Friday, October 19, 2012
Room R06-R09 (Morial Convention Center)
Salem Magarian, M.D.1, Christine Terry, RN, PDLN2, Christina O'Halloran, LCSW2 and Susan True3, (1)Pediatric Clinic, Dominican Hospital, Santa Cruz, CA, (2)Pediatrics, Dominican Hospital, Santa Cruz, CA, (3)First Five Santa Cruz County

Purpose      Develop an integrated community hospital based program for infants exposed in-utero to narcotics and methadone that would improve their neurodevelopmental and social/emotional outcomes and potential to stay successfully with their birth mothers

Methods      Prior to this program mothers using narcotics during their pregancies were usually not detected until their delivery, if at all.  There was a substantial increase in adverse perinatal outcome, prolonged newborn hospital stay, later ER and in-patient care, foster placement, and adverse neurodevelopmental outcome.

       A professional group consisting of a hospital based pediatrician, NICU / ER nurse, MCH social worker, and public health nurse  devised an integrated program to create a community based system of care from the prenatal to the pediatric period for these mothers and infants.  

        All mothers using narcotics in pregnancy were offered rehabilitation services and methadone treatment.  Care was centered on one obstetrical group.  Mothers met the MCH social worker prior to delivery and were seen by Child Protective Services within 2 days following the infant's birth.  All infants were cared for in the NICU and received standardized neonatal abstinence/withdrawal scoring every 2 hours and started on morphine (0.2 mg) at a specifc threshold with a clinical pathway for rapid dosage adjustment.  All babies were seen daily by occupational therapy for help with feeding and state regulation.  Infants were discharged as soon as they were feeding well, gaining weight, not exibiting signs of withdrawal, with no change in medication dose for 48 hours.

     Infants were seen the day after discharge in the hospital based Pediatric Clinic and continued on the same dose of medication.   All infants were seen weekly in the pediatric clinic by the pediatrician with support from social work, OT, and case management.  Medication was gradually weaned by protocol from 4-8 weeks of age.  Mothers received drug treatment, social support, and life coaching.  Infants were given standard developmental assessments at 9, 18,and 24 months.

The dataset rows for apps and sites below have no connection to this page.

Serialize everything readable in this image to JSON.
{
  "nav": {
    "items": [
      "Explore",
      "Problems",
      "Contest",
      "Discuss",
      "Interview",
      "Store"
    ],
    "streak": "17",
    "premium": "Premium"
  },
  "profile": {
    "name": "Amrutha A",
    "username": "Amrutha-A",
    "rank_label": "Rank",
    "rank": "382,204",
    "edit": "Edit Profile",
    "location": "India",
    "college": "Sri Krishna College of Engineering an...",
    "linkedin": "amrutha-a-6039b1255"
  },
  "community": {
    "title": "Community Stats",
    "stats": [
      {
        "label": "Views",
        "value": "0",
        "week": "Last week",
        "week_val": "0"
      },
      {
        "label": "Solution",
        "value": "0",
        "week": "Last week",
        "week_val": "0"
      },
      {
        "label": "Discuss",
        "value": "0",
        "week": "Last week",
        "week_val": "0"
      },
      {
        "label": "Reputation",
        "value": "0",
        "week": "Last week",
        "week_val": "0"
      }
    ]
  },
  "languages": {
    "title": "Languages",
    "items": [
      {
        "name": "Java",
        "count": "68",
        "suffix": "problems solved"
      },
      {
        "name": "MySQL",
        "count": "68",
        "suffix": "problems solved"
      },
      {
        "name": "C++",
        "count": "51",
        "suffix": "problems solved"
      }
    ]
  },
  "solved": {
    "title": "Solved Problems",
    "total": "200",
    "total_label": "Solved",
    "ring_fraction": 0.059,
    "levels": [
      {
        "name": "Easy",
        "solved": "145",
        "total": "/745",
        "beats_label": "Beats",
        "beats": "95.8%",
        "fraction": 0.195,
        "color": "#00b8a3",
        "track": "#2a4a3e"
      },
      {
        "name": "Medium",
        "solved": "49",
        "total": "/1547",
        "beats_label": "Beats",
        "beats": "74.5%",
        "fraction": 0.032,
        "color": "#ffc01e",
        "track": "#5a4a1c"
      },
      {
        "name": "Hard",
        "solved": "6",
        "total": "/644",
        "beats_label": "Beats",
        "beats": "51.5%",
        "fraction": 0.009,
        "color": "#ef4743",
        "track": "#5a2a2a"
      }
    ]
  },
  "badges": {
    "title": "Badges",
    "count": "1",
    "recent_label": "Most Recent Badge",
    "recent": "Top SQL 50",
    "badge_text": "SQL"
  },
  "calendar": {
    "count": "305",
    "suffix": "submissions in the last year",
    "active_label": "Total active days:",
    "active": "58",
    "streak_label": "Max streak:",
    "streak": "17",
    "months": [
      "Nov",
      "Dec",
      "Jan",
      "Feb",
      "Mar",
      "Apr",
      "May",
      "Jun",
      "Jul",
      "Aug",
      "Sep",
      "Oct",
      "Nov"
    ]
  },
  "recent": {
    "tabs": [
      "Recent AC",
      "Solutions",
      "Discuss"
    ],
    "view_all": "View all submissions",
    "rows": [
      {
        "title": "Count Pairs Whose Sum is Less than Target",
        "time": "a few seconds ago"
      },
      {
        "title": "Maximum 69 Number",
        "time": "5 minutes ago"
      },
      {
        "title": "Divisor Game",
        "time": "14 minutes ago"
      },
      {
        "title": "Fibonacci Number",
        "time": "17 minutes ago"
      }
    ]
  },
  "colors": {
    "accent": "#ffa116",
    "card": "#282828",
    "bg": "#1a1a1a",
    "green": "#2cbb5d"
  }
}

     During past 7 years, 150 infant/mother couples received care with this integrated program.

Results    Average NICU stay reduced from 14 to 9 days (35% decrease)

              ER and rehospitalization related to drug exposure were essentially eliminated

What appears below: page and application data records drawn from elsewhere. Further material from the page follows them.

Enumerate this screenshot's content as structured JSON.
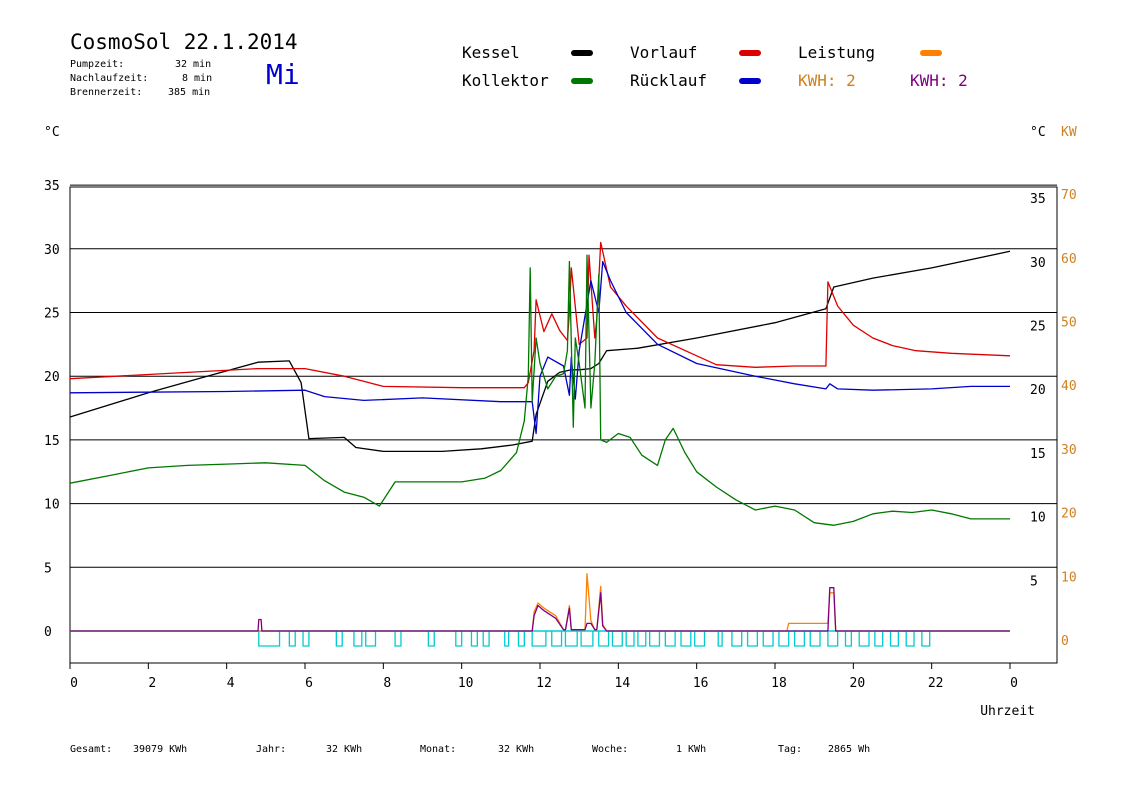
{
  "header": {
    "title": "CosmoSol 22.1.2014",
    "pumpzeit_label": "Pumpzeit:",
    "pumpzeit_value": "32 min",
    "nachlaufzeit_label": "Nachlaufzeit:",
    "nachlaufzeit_value": "8 min",
    "brennerzeit_label": "Brennerzeit:",
    "brennerzeit_value": "385 min",
    "weekday": "Mi"
  },
  "legend": {
    "kessel": "Kessel",
    "kollektor": "Kollektor",
    "vorlauf": "Vorlauf",
    "ruecklauf": "Rücklauf",
    "leistung": "Leistung",
    "kwh_orange": "KWH: 2",
    "kwh_purple": "KWH: 2"
  },
  "colors": {
    "kessel": "#000000",
    "kollektor": "#007800",
    "vorlauf": "#dd0000",
    "ruecklauf": "#0000cc",
    "leistung": "#ff8000",
    "kwh_purple": "#800080",
    "pump": "#00cccc",
    "orange_axis": "#d08020"
  },
  "footer": {
    "gesamt_label": "Gesamt:",
    "gesamt_value": "39079 KWh",
    "jahr_label": "Jahr:",
    "jahr_value": "32 KWh",
    "monat_label": "Monat:",
    "monat_value": "32 KWh",
    "woche_label": "Woche:",
    "woche_value": "1 KWh",
    "tag_label": "Tag:",
    "tag_value": "2865 Wh"
  },
  "chart_data": {
    "type": "line",
    "xlabel": "Uhrzeit",
    "y_left_unit": "°C",
    "y_right_unit": "°C",
    "y2_unit": "KW",
    "x_ticks": [
      "0",
      "2",
      "4",
      "6",
      "8",
      "10",
      "12",
      "14",
      "16",
      "18",
      "20",
      "22",
      "0"
    ],
    "xlim": [
      0,
      24
    ],
    "ylim": [
      -2.5,
      35
    ],
    "y_ticks_left": [
      0,
      5,
      10,
      15,
      20,
      25,
      30,
      35
    ],
    "y_ticks_right": [
      5,
      10,
      15,
      20,
      25,
      30,
      35
    ],
    "y2_ticks": [
      0,
      10,
      20,
      30,
      40,
      50,
      60,
      70
    ],
    "grid": "horizontal",
    "series": [
      {
        "name": "Kessel",
        "x": [
          0,
          2,
          3.5,
          4.8,
          5.6,
          5.9,
          6.1,
          7,
          7.3,
          8,
          9.5,
          10.5,
          11.3,
          11.8,
          11.9,
          12.2,
          12.5,
          12.8,
          13.0,
          13.3,
          13.5,
          13.7,
          14.5,
          16,
          18,
          19.3,
          19.5,
          20.5,
          22,
          24
        ],
        "y": [
          16.8,
          18.7,
          20.0,
          21.1,
          21.2,
          19.5,
          15.1,
          15.2,
          14.4,
          14.1,
          14.1,
          14.3,
          14.6,
          14.9,
          17.0,
          19.6,
          20.3,
          20.5,
          20.5,
          20.6,
          21.0,
          22.0,
          22.2,
          23.0,
          24.2,
          25.3,
          27.0,
          27.7,
          28.5,
          29.8
        ]
      },
      {
        "name": "Vorlauf",
        "x": [
          0,
          4.8,
          6.0,
          7.0,
          8.0,
          10.0,
          11.6,
          11.7,
          11.85,
          11.9,
          12.1,
          12.3,
          12.5,
          12.7,
          12.75,
          12.8,
          13.0,
          13.2,
          13.25,
          13.4,
          13.45,
          13.55,
          13.8,
          14.2,
          15,
          16,
          16.5,
          17.5,
          18.5,
          19.3,
          19.35,
          19.6,
          20.0,
          20.5,
          21.0,
          21.6,
          22.5,
          24
        ],
        "y": [
          19.8,
          20.6,
          20.6,
          20.0,
          19.2,
          19.1,
          19.1,
          19.5,
          22.0,
          26.0,
          23.5,
          24.9,
          23.6,
          22.8,
          25.0,
          28.5,
          22.5,
          23.0,
          29.5,
          23.0,
          24.5,
          30.5,
          27.0,
          25.5,
          23.0,
          21.6,
          20.9,
          20.7,
          20.8,
          20.8,
          27.4,
          25.5,
          24.0,
          23.0,
          22.4,
          22.0,
          21.8,
          21.6
        ]
      },
      {
        "name": "Rücklauf",
        "x": [
          0,
          4.0,
          6.0,
          6.5,
          7.5,
          9.0,
          11.0,
          11.8,
          11.9,
          12.0,
          12.2,
          12.6,
          12.75,
          12.8,
          12.9,
          13.0,
          13.3,
          13.5,
          13.6,
          13.8,
          14.2,
          15,
          16,
          17.5,
          18.5,
          19.3,
          19.4,
          19.6,
          20.5,
          22,
          23,
          24
        ],
        "y": [
          18.7,
          18.8,
          18.9,
          18.4,
          18.1,
          18.3,
          18.0,
          18.0,
          15.5,
          20.0,
          21.5,
          20.8,
          18.5,
          21.5,
          18.2,
          22.0,
          27.5,
          25.0,
          29.0,
          27.5,
          25.0,
          22.5,
          21.0,
          20.0,
          19.4,
          19.0,
          19.4,
          19.0,
          18.9,
          19.0,
          19.2,
          19.2
        ]
      },
      {
        "name": "Kollektor",
        "x": [
          0,
          1,
          2,
          3,
          4,
          5,
          6,
          6.5,
          7,
          7.5,
          7.9,
          8.3,
          9,
          10,
          10.6,
          11.0,
          11.4,
          11.6,
          11.7,
          11.75,
          11.8,
          11.9,
          12.0,
          12.2,
          12.4,
          12.6,
          12.7,
          12.75,
          12.85,
          12.9,
          13.0,
          13.15,
          13.2,
          13.3,
          13.4,
          13.5,
          13.55,
          13.7,
          14.0,
          14.3,
          14.6,
          15.0,
          15.2,
          15.4,
          15.7,
          16,
          16.5,
          17,
          17.5,
          18,
          18.5,
          19,
          19.5,
          20,
          20.5,
          21,
          21.5,
          22,
          22.5,
          23,
          24
        ],
        "y": [
          11.6,
          12.2,
          12.8,
          13.0,
          13.1,
          13.2,
          13.0,
          11.8,
          10.9,
          10.5,
          9.8,
          11.7,
          11.7,
          11.7,
          12.0,
          12.6,
          14.0,
          16.5,
          20.0,
          28.5,
          18.0,
          23.0,
          21.0,
          19.0,
          20.0,
          20.2,
          22.0,
          29.0,
          16.0,
          23.0,
          21.0,
          17.5,
          29.5,
          17.5,
          21.0,
          28.0,
          15.0,
          14.8,
          15.5,
          15.2,
          13.8,
          13.0,
          15.0,
          15.9,
          14.0,
          12.5,
          11.3,
          10.3,
          9.5,
          9.8,
          9.5,
          8.5,
          8.3,
          8.6,
          9.2,
          9.4,
          9.3,
          9.5,
          9.2,
          8.8,
          8.8
        ]
      },
      {
        "name": "Leistung",
        "x": [
          0,
          11.8,
          11.85,
          11.95,
          12.1,
          12.4,
          12.6,
          12.65,
          12.75,
          12.8,
          13.0,
          13.15,
          13.2,
          13.3,
          13.4,
          13.45,
          13.55,
          13.6,
          13.7,
          18.3,
          18.35,
          19.35,
          19.4,
          19.5,
          19.55,
          24
        ],
        "y": [
          0,
          0,
          1.5,
          2.2,
          1.8,
          1.2,
          0.1,
          0.1,
          2.0,
          0.1,
          0.1,
          0.1,
          4.5,
          0.8,
          0.1,
          0.1,
          3.5,
          0.5,
          0,
          0,
          0.6,
          0.6,
          3.0,
          3.0,
          0,
          0
        ]
      },
      {
        "name": "KWH",
        "x": [
          0,
          4.8,
          4.82,
          4.88,
          4.9,
          11.8,
          11.85,
          11.95,
          12.1,
          12.4,
          12.6,
          12.65,
          12.75,
          12.8,
          13.0,
          13.15,
          13.2,
          13.3,
          13.4,
          13.45,
          13.55,
          13.6,
          13.7,
          19.35,
          19.4,
          19.5,
          19.55,
          24
        ],
        "y": [
          0,
          0,
          0.9,
          0.9,
          0,
          0,
          1.2,
          2.0,
          1.6,
          1.0,
          0.1,
          0.1,
          1.8,
          0.1,
          0.1,
          0.1,
          0.6,
          0.6,
          0.1,
          0.1,
          3.0,
          0.4,
          0,
          0,
          3.4,
          3.4,
          0,
          0
        ]
      }
    ],
    "pump_segments": [
      [
        4.82,
        5.35
      ],
      [
        5.6,
        5.75
      ],
      [
        5.95,
        6.1
      ],
      [
        6.8,
        6.95
      ],
      [
        7.25,
        7.45
      ],
      [
        7.55,
        7.8
      ],
      [
        8.3,
        8.45
      ],
      [
        9.15,
        9.3
      ],
      [
        9.85,
        10.0
      ],
      [
        10.25,
        10.4
      ],
      [
        10.55,
        10.7
      ],
      [
        11.1,
        11.2
      ],
      [
        11.45,
        11.6
      ],
      [
        11.8,
        12.15
      ],
      [
        12.3,
        12.55
      ],
      [
        12.65,
        12.95
      ],
      [
        13.05,
        13.35
      ],
      [
        13.5,
        13.75
      ],
      [
        13.85,
        14.1
      ],
      [
        14.2,
        14.4
      ],
      [
        14.5,
        14.7
      ],
      [
        14.8,
        15.05
      ],
      [
        15.2,
        15.45
      ],
      [
        15.6,
        15.85
      ],
      [
        15.95,
        16.2
      ],
      [
        16.55,
        16.65
      ],
      [
        16.9,
        17.15
      ],
      [
        17.3,
        17.55
      ],
      [
        17.7,
        17.95
      ],
      [
        18.1,
        18.35
      ],
      [
        18.5,
        18.75
      ],
      [
        18.9,
        19.15
      ],
      [
        19.35,
        19.6
      ],
      [
        19.8,
        19.95
      ],
      [
        20.15,
        20.4
      ],
      [
        20.55,
        20.75
      ],
      [
        20.95,
        21.15
      ],
      [
        21.35,
        21.55
      ],
      [
        21.75,
        21.95
      ]
    ]
  }
}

              Majority of infants remained with biologic mothers

              Significantly fewer foster placements

              Majority of infants normal on developmental screening and receiving no special intervention services at age 3 years.

              New pregnant narcotic using mothers in the community ask to be in this progrom.

Conclusion          A community hospital based program with community partnerships using standardized medication protocols, non-judgmental care, and maternal social and drug rehabilitation support can significantly decrease the lifelong disparities of neurodevelopmental and social emotional outcome between narcotic exposed infants and infants without this prenatal social/pharmacologic risk factor while lowering overall costs.